Developing a Statement----The Chreia----In the paraphrase your effort is to supply appropriate words and to fit them to the author's scheme for the thought of the passage. Here is another exercise in which, supplied with an idea, you develop it for yourself in the most effective language you can muster. Choose an old saying, or select from a work you may happen to be reading a particular assertion or remark, and without reading the author's development of the idea proceed for yourself to expand the statement in any way you please. Talk right out. Present your thoughts to a mirror in as convincing a manner as you can, or if you have a companion in the task of improving speech technique, the two of you may profitably play audience for each other. For this is exactly what you do in conversation, or in discussion when the statement of another draws from you the development of support or opposition. It is the thing that you are prompted to do in your club meeting.
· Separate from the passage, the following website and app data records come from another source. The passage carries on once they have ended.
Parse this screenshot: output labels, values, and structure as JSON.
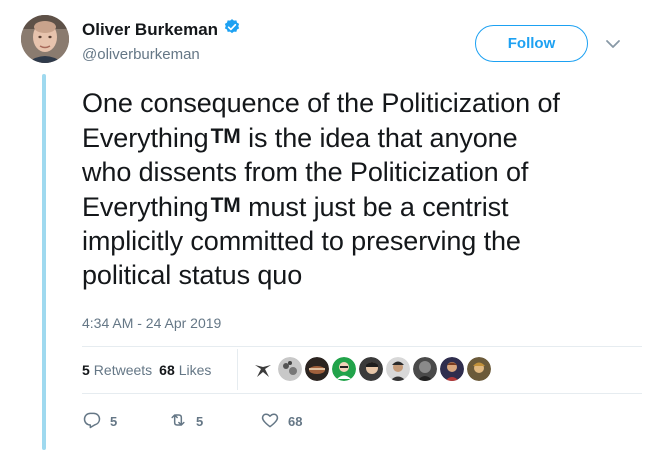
{
  "author": {
    "display_name": "Oliver Burkeman",
    "handle": "@oliverburkeman",
    "verified": true
  },
  "follow_button": {
    "label": "Follow"
  },
  "tweet": {
    "lines": [
      "One consequence of the Politicization of",
      "Everything",
      "is the idea that anyone",
      "who dissents from the Politicization of",
      "Everything",
      "must just be a centrist",
      "implicitly committed to preserving the",
      "political status quo"
    ],
    "tm": "TM",
    "timestamp": "4:34 AM - 24 Apr 2019"
  },
  "stats": {
    "retweets_count": "5",
    "retweets_label": "Retweets",
    "likes_count": "68",
    "likes_label": "Likes"
  },
  "actions": {
    "reply_count": "5",
    "retweet_count": "5",
    "like_count": "68"
  },
  "icons": [
    "verified-badge-icon",
    "chevron-down-icon",
    "reply-icon",
    "retweet-icon",
    "heart-icon"
  ],
  "colors": {
    "brand_blue": "#1da1f2",
    "thread_line": "#9fd9ef",
    "muted_text": "#657786",
    "main_text": "#14171a"
  }
}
Only in this exercise you may be patient with yourself. You will have no interruptions' you can present your whole flow of thought. Just try the exercise. You will find that it provides a whole series of steps in the process of making flow of language serve the flow of thought. You will discover that the fluency we admire so much in certain others is to be had for the fair price of the application and industry required to persist in the exercises that build or help to build a valuable habit. A Practical Device of the Greeks.----There is nothing new about this exercise. You can try it in its earliest forms. It was the device of Apthonius, one of the ancient rhetoricians, who proposed to his pupils a chreia, or suggestive sentence to be developed by certain rules. Often the chreia was a maxim or proverb, current on the lips of the people. At times it was a statement from the writings of one of the great philosophers, or it might be the statement of a fact involving the expression of a truth. To develop any of the forms of the chreia, Apthonius proposed eight different plans: 1. By commendation or approval of the saying. 2. By a paraphrase---expressing the meaning of the sentence in other words, with some further development or explanation. 3. By cause or reason---telling why the maxim is true or why the fact is as stated. 4. By indicating resemblance---illustrating by comparison with similar things. 5. By contrast---illustrating by comparison with contrary things. 6. By giving examples. 7. By citing testimonies or authorities. 8. By a conclusion or appeal addressed to the mind or heart of the listener, The problems that vexed the ancients in their efforts to gain control of

language varied little from those that trouble us today. The formulas listed by Apthonius for developing a thought are those which have been followed in all ages. You will find them interestingly outlined, with illustrations from modern writers and speakers, in Genung's Working Principles of Rhetoric, or Baldwin's Oral and Written Composition. Ways of Expanding----Make this exercise a part of your program of improvement. Begin with one of your own favorite proverbs. Expand the familiar saying by one of the methods just enumerated. Do not resort to paper and pencil at first. Utter the sentence you have chosen for the purpose and then talk on. The first results may not be masterly samples of prose but you are not concerned about that. The thought is familiar' develop it' set it forth in an even and deliberate succession of word-groups.